“Enough of scapegoating the Muslim community.”

Ultimately, the fear-mongering and war-mongering has precisely the opposite effect to the official justification. Clearly, the existence of the plot suggests greater danger to Australians at home is a result of our involvement in Iraq and Syria and whatever other undeclared war zone the US commands us into. Whatever the stated motives for sending troops to the latest Middle East disaster zones, keeping the streets of Sydney safer is not one of them. And whatever the official justification of yesterday’s raids, their effect can only add to factors already radicalising the thoughts of young men attracted to extremist thoughts and deeds.

Modern terrorism doesn’t work that way. We keep killing “senior figures” in terrorist groups – indeed, it’s more than three years since we killed the most senior of them all – and nothing substantive changes.

This yields a devilish problem: namely, that we are trying to confront a threat that exists nowhere in particular, and anywhere in theory. We can’t destroy that.

There is one very clear way in which this alleged plot can succeed, even if it is never carried out: that we become so emotionally manipulated, so provoked, that we end up helplessly polarised. That becomes a problem because a symbol as ghastly as ISIL can only prosper in a febrile atmosphere. Waleed Ali

Chickens roosting

At sunset the chickens retire from their day’s labours as if guided by the hand of providence. So gently and so surely are they gathered in by Nature, all order is confirmed once more.

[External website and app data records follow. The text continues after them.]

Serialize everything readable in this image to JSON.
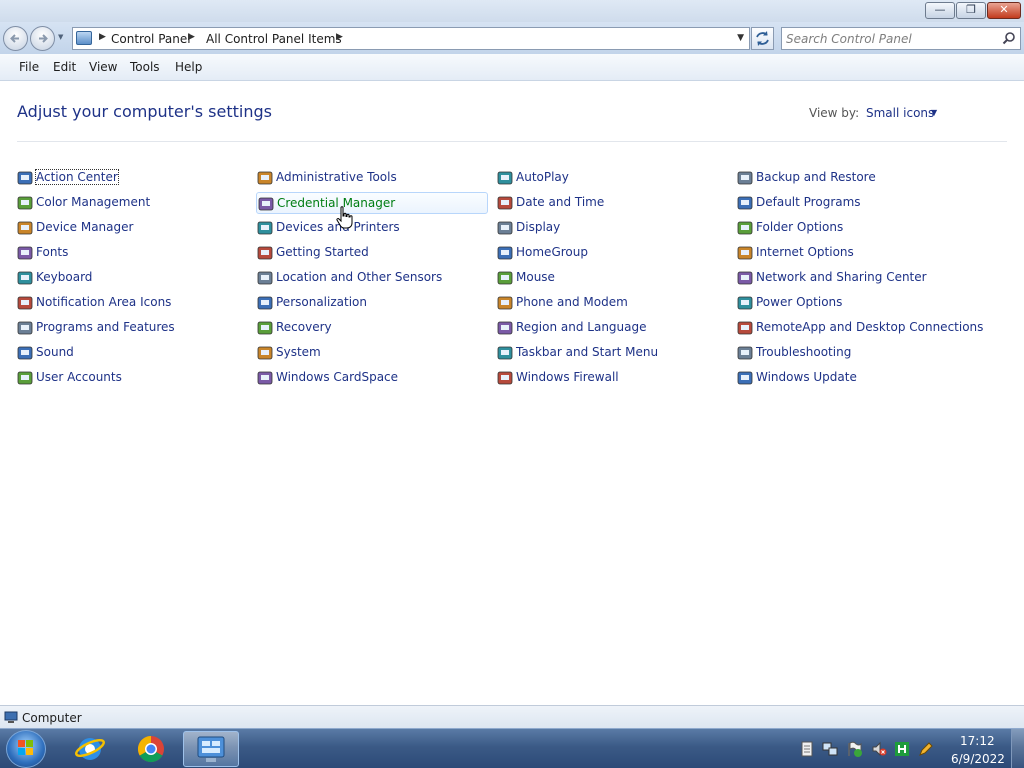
{
  "window": {
    "buttons": {
      "minimize": "—",
      "maximize": "❐",
      "close": "✕"
    }
  },
  "address": {
    "breadcrumb": [
      "Control Panel",
      "All Control Panel Items"
    ],
    "search_placeholder": "Search Control Panel"
  },
  "menu": [
    "File",
    "Edit",
    "View",
    "Tools",
    "Help"
  ],
  "content": {
    "heading": "Adjust your computer's settings",
    "view_by_label": "View by:",
    "view_by_value": "Small icons",
    "columns": [
      [
        {
          "label": "Action Center",
          "icon": "flag-icon"
        },
        {
          "label": "Color Management",
          "icon": "monitor-color-icon"
        },
        {
          "label": "Device Manager",
          "icon": "printer-device-icon"
        },
        {
          "label": "Fonts",
          "icon": "folder-fonts-icon"
        },
        {
          "label": "Keyboard",
          "icon": "keyboard-icon"
        },
        {
          "label": "Notification Area Icons",
          "icon": "tray-icon"
        },
        {
          "label": "Programs and Features",
          "icon": "programs-icon"
        },
        {
          "label": "Sound",
          "icon": "speaker-icon"
        },
        {
          "label": "User Accounts",
          "icon": "users-icon"
        }
      ],
      [
        {
          "label": "Administrative Tools",
          "icon": "admin-tools-icon"
        },
        {
          "label": "Credential Manager",
          "icon": "vault-icon"
        },
        {
          "label": "Devices and Printers",
          "icon": "printer-icon"
        },
        {
          "label": "Getting Started",
          "icon": "getting-started-icon"
        },
        {
          "label": "Location and Other Sensors",
          "icon": "sensor-icon"
        },
        {
          "label": "Personalization",
          "icon": "personalization-icon"
        },
        {
          "label": "Recovery",
          "icon": "recovery-icon"
        },
        {
          "label": "System",
          "icon": "system-icon"
        },
        {
          "label": "Windows CardSpace",
          "icon": "cardspace-icon"
        }
      ],
      [
        {
          "label": "AutoPlay",
          "icon": "autoplay-icon"
        },
        {
          "label": "Date and Time",
          "icon": "clock-icon"
        },
        {
          "label": "Display",
          "icon": "display-icon"
        },
        {
          "label": "HomeGroup",
          "icon": "homegroup-icon"
        },
        {
          "label": "Mouse",
          "icon": "mouse-icon"
        },
        {
          "label": "Phone and Modem",
          "icon": "phone-icon"
        },
        {
          "label": "Region and Language",
          "icon": "globe-icon"
        },
        {
          "label": "Taskbar and Start Menu",
          "icon": "taskbar-icon"
        },
        {
          "label": "Windows Firewall",
          "icon": "firewall-icon"
        }
      ],
      [
        {
          "label": "Backup and Restore",
          "icon": "backup-icon"
        },
        {
          "label": "Default Programs",
          "icon": "default-programs-icon"
        },
        {
          "label": "Folder Options",
          "icon": "folder-icon"
        },
        {
          "label": "Internet Options",
          "icon": "internet-icon"
        },
        {
          "label": "Network and Sharing Center",
          "icon": "network-icon"
        },
        {
          "label": "Power Options",
          "icon": "power-icon"
        },
        {
          "label": "RemoteApp and Desktop Connections",
          "icon": "remote-icon"
        },
        {
          "label": "Troubleshooting",
          "icon": "troubleshoot-icon"
        },
        {
          "label": "Windows Update",
          "icon": "update-icon"
        }
      ]
    ],
    "focused_item": "Action Center",
    "hovered_item": "Credential Manager"
  },
  "status": {
    "text": "Computer"
  },
  "taskbar": {
    "pinned": [
      "internet-explorer-icon",
      "chrome-icon",
      "control-panel-icon"
    ],
    "time": "17:12",
    "date": "6/9/2022"
  },
  "colors": {
    "link": "#1e3287",
    "hover_link": "#007d13",
    "taskbar": "#3b5a86"
  }
}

There is for the moment no rest better earned, no retirement more deserved, no process more befitting. A commanding, careful surety of purpose guides each bird calmly, steadily to her ordained place of safety. She murmurs contentedly in its sure caress.

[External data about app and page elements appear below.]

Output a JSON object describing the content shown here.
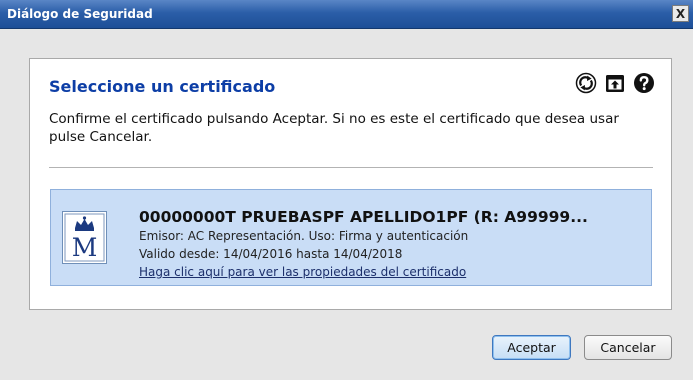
{
  "window": {
    "title": "Diálogo de Seguridad",
    "close_label": "X"
  },
  "dialog": {
    "heading": "Seleccione un certificado",
    "description": "Confirme el certificado pulsando Aceptar. Si no es este el certificado que desea usar pulse Cancelar.",
    "toolbar_icons": [
      "refresh-icon",
      "import-icon",
      "help-icon"
    ]
  },
  "certificate": {
    "name": "00000000T PRUEBASPF APELLIDO1PF (R: A99999...",
    "issuer": "Emisor: AC Representación. Uso: Firma y autenticación",
    "validity": "Valido desde: 14/04/2016 hasta 14/04/2018",
    "properties_link": "Haga clic aquí para ver las propiedades del certificado",
    "icon": "crown-m-icon",
    "selected_background": "#c9ddf6"
  },
  "buttons": {
    "accept": "Aceptar",
    "cancel": "Cancelar"
  },
  "colors": {
    "heading": "#0d3ea6",
    "titlebar": "#2b5ea8"
  }
}
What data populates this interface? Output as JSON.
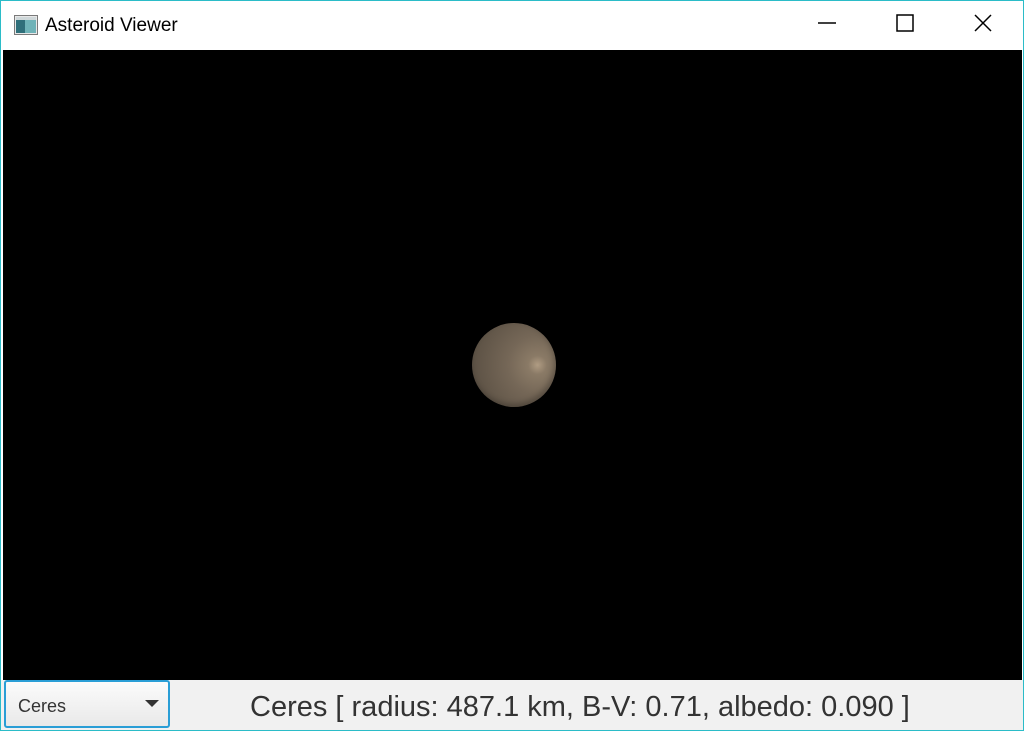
{
  "window": {
    "title": "Asteroid Viewer",
    "icon": "app-window-icon",
    "accent_color": "#2bbcc8",
    "controls": [
      "minimize-icon",
      "maximize-icon",
      "close-icon"
    ]
  },
  "viewport": {
    "background": "#000000",
    "object": {
      "name": "Ceres",
      "shape": "sphere",
      "color": "#756757"
    }
  },
  "bottom_bar": {
    "selector": {
      "selected": "Ceres",
      "icon": "chevron-down-icon",
      "focus_color": "#2a9ed6"
    },
    "info_text": "Ceres [ radius: 487.1 km, B-V: 0.71, albedo: 0.090 ]"
  }
}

Each bird glows red brown in the setting sun, their bodies seeming bulkier now, yet graceful as they are called in together by some mystic inner prompting. Their being is built up, embellished and re-defined in a painter’s light.

Turner knew how sunset reveals the inner nature of things. How it builds an exquisite density of tone, how a formidable solidity is briefly lent to all creatures. Tonight, these tiny russet bundles of being are figures in an eternal cycle, each creature etched forever against an ancient terra-cotta frieze.  The setting sun is lighting them up to bed. As it has since time began.

It is an unhurried business, the birds’ foregathering  and slowly ascending the stair that takes them to their small loft. They appear to tarry briefly and bide their time, softly cooing to each other as if to soothe and soften the darker edges of existence. Yet not one will delay overlong. An inexorable progress is evident. Day’s ending is undertaken with order and decorum. Each bird has its allotted place in the stately, unhurried, procession up to their straw-lined nests.

I check on them. My torch reveals they are nestled close, their heads aligned towards the east as if they were rowers in a boat setting out together on some ancient voyage towards dawn.